(Dataset rows describing interfaces)
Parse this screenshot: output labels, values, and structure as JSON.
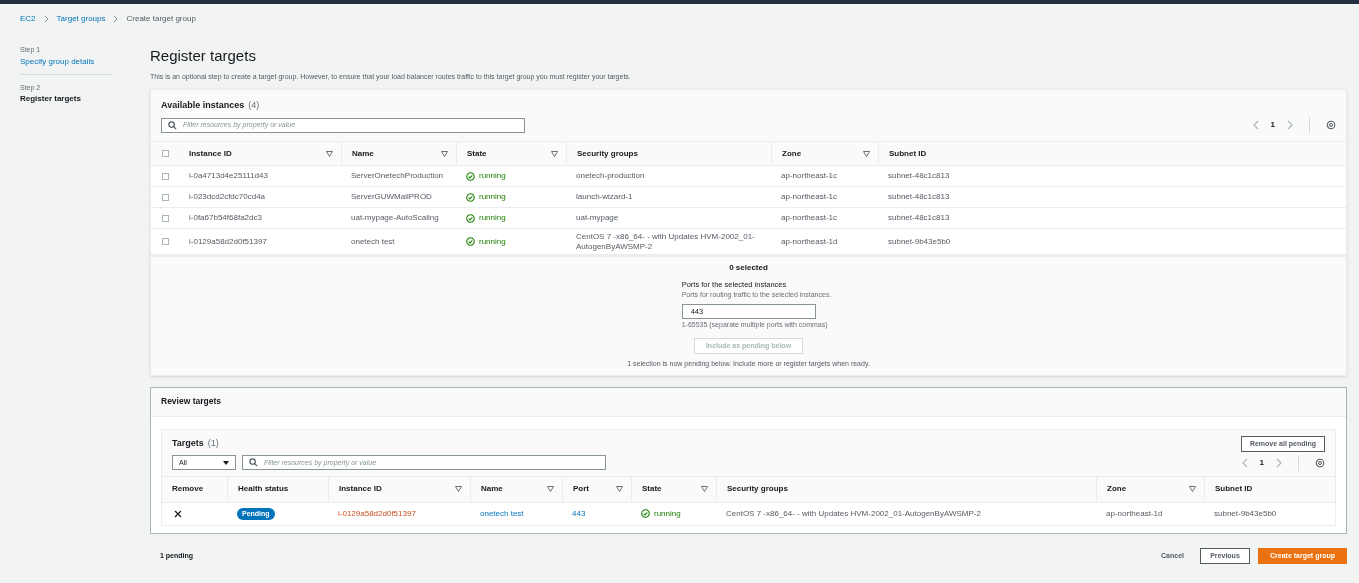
{
  "breadcrumb": [
    {
      "label": "EC2",
      "link": true
    },
    {
      "label": "Target groups",
      "link": true
    },
    {
      "label": "Create target group",
      "link": false
    }
  ],
  "steps": [
    {
      "step": "Step 1",
      "label": "Specify group details",
      "selected": false
    },
    {
      "step": "Step 2",
      "label": "Register targets",
      "selected": true
    }
  ],
  "title": "Register targets",
  "description": "This is an optional step to create a target group. However, to ensure that your load balancer routes traffic to this target group you must register your targets.",
  "available": {
    "title": "Available instances",
    "count": "(4)",
    "search_placeholder": "Filter resources by property or value",
    "page": "1",
    "columns": [
      {
        "label": "Instance ID",
        "sortable": true
      },
      {
        "label": "Name",
        "sortable": true
      },
      {
        "label": "State",
        "sortable": true
      },
      {
        "label": "Security groups",
        "sortable": false
      },
      {
        "label": "Zone",
        "sortable": true
      },
      {
        "label": "Subnet ID",
        "sortable": false
      }
    ],
    "all_checked": false,
    "rows": [
      {
        "checked": false,
        "instance_id": "i-0a4713d4e25111d43",
        "name": "ServerOnetechProduction",
        "state": "running",
        "security_groups": "onetech-production",
        "zone": "ap-northeast-1c",
        "subnet_id": "subnet-48c1c813"
      },
      {
        "checked": false,
        "instance_id": "i-023dcd2cfdc70cd4a",
        "name": "ServerGUWMailPROD",
        "state": "running",
        "security_groups": "launch-wizard-1",
        "zone": "ap-northeast-1c",
        "subnet_id": "subnet-48c1c813"
      },
      {
        "checked": false,
        "instance_id": "i-0fa67b54f68fa2dc3",
        "name": "uat-mypage-AutoScaling",
        "state": "running",
        "security_groups": "uat-mypage",
        "zone": "ap-northeast-1c",
        "subnet_id": "subnet-48c1c813"
      },
      {
        "checked": false,
        "instance_id": "i-0129a58d2d0f51397",
        "name": "onetech test",
        "state": "running",
        "security_groups": "CentOS 7 -x86_64- - with Updates HVM-2002_01-AutogenByAWSMP-2",
        "zone": "ap-northeast-1d",
        "subnet_id": "subnet-9b43e5b0"
      }
    ]
  },
  "selection": {
    "count_text": "0 selected",
    "ports_label": "Ports for the selected instances",
    "ports_hint": "Ports for routing traffic to the selected instances.",
    "ports_value": "443",
    "range_hint": "1-65535 (separate multiple ports with commas)",
    "include_button": {
      "label": "Include as pending below",
      "disabled": true
    },
    "pending_note": "1 selection is now pending below. Include more or register targets when ready."
  },
  "review": {
    "title": "Review targets",
    "targets_title": "Targets",
    "count": "(1)",
    "remove_all": "Remove all pending",
    "filter_value": "All",
    "search_placeholder": "Filter resources by property or value",
    "page": "1",
    "columns": [
      {
        "label": "Remove",
        "sortable": false
      },
      {
        "label": "Health status",
        "sortable": false
      },
      {
        "label": "Instance ID",
        "sortable": true
      },
      {
        "label": "Name",
        "sortable": true
      },
      {
        "label": "Port",
        "sortable": true
      },
      {
        "label": "State",
        "sortable": true
      },
      {
        "label": "Security groups",
        "sortable": false
      },
      {
        "label": "Zone",
        "sortable": true
      },
      {
        "label": "Subnet ID",
        "sortable": false
      }
    ],
    "rows": [
      {
        "health": "Pending",
        "instance_id": "i-0129a58d2d0f51397",
        "name": "onetech test",
        "port": "443",
        "state": "running",
        "security_groups": "CentOS 7 -x86_64- - with Updates HVM-2002_01-AutogenByAWSMP-2",
        "zone": "ap-northeast-1d",
        "subnet_id": "subnet-9b43e5b0"
      }
    ]
  },
  "footer": {
    "pending": "1 pending",
    "cancel": "Cancel",
    "previous": "Previous",
    "create": "Create target group"
  }
}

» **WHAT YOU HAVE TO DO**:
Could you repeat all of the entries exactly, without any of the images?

» **ANSWER AREA**:
Parse this screenshot: output labels, values, and structure as JSON.
{
  "breadcrumb": [
    {
      "label": "EC2",
      "link": true
    },
    {
      "label": "Target groups",
      "link": true
    },
    {
      "label": "Create target group",
      "link": false
    }
  ],
  "steps": [
    {
      "step": "Step 1",
      "label": "Specify group details",
      "selected": false
    },
    {
      "step": "Step 2",
      "label": "Register targets",
      "selected": true
    }
  ],
  "title": "Register targets",
  "description": "This is an optional step to create a target group. However, to ensure that your load balancer routes traffic to this target group you must register your targets.",
  "available": {
    "title": "Available instances",
    "count": "(4)",
    "search_placeholder": "Filter resources by property or value",
    "page": "1",
    "columns": [
      {
        "label": "Instance ID",
        "sortable": true
      },
      {
        "label": "Name",
        "sortable": true
      },
      {
        "label": "State",
        "sortable": true
      },
      {
        "label": "Security groups",
        "sortable": false
      },
      {
        "label": "Zone",
        "sortable": true
      },
      {
        "label": "Subnet ID",
        "sortable": false
      }
    ],
    "all_checked": false,
    "rows": [
      {
        "checked": false,
        "instance_id": "i-0a4713d4e25111d43",
        "name": "ServerOnetechProduction",
        "state": "running",
        "security_groups": "onetech-production",
        "zone": "ap-northeast-1c",
        "subnet_id": "subnet-48c1c813"
      },
      {
        "checked": false,
        "instance_id": "i-023dcd2cfdc70cd4a",
        "name": "ServerGUWMailPROD",
        "state": "running",
        "security_groups": "launch-wizard-1",
        "zone": "ap-northeast-1c",
        "subnet_id": "subnet-48c1c813"
      },
      {
        "checked": false,
        "instance_id": "i-0fa67b54f68fa2dc3",
        "name": "uat-mypage-AutoScaling",
        "state": "running",
        "security_groups": "uat-mypage",
        "zone": "ap-northeast-1c",
        "subnet_id": "subnet-48c1c813"
      },
      {
        "checked": false,
        "instance_id": "i-0129a58d2d0f51397",
        "name": "onetech test",
        "state": "running",
        "security_groups": "CentOS 7 -x86_64- - with Updates HVM-2002_01-AutogenByAWSMP-2",
        "zone": "ap-northeast-1d",
        "subnet_id": "subnet-9b43e5b0"
      }
    ]
  },
  "selection": {
    "count_text": "0 selected",
    "ports_label": "Ports for the selected instances",
    "ports_hint": "Ports for routing traffic to the selected instances.",
    "ports_value": "443",
    "range_hint": "1-65535 (separate multiple ports with commas)",
    "include_button": {
      "label": "Include as pending below",
      "disabled": true
    },
    "pending_note": "1 selection is now pending below. Include more or register targets when ready."
  },
  "review": {
    "title": "Review targets",
    "targets_title": "Targets",
    "count": "(1)",
    "remove_all": "Remove all pending",
    "filter_value": "All",
    "search_placeholder": "Filter resources by property or value",
    "page": "1",
    "columns": [
      {
        "label": "Remove",
        "sortable": false
      },
      {
        "label": "Health status",
        "sortable": false
      },
      {
        "label": "Instance ID",
        "sortable": true
      },
      {
        "label": "Name",
        "sortable": true
      },
      {
        "label": "Port",
        "sortable": true
      },
      {
        "label": "State",
        "sortable": true
      },
      {
        "label": "Security groups",
        "sortable": false
      },
      {
        "label": "Zone",
        "sortable": true
      },
      {
        "label": "Subnet ID",
        "sortable": false
      }
    ],
    "rows": [
      {
        "health": "Pending",
        "instance_id": "i-0129a58d2d0f51397",
        "name": "onetech test",
        "port": "443",
        "state": "running",
        "security_groups": "CentOS 7 -x86_64- - with Updates HVM-2002_01-AutogenByAWSMP-2",
        "zone": "ap-northeast-1d",
        "subnet_id": "subnet-9b43e5b0"
      }
    ]
  },
  "footer": {
    "pending": "1 pending",
    "cancel": "Cancel",
    "previous": "Previous",
    "create": "Create target group"
  }
}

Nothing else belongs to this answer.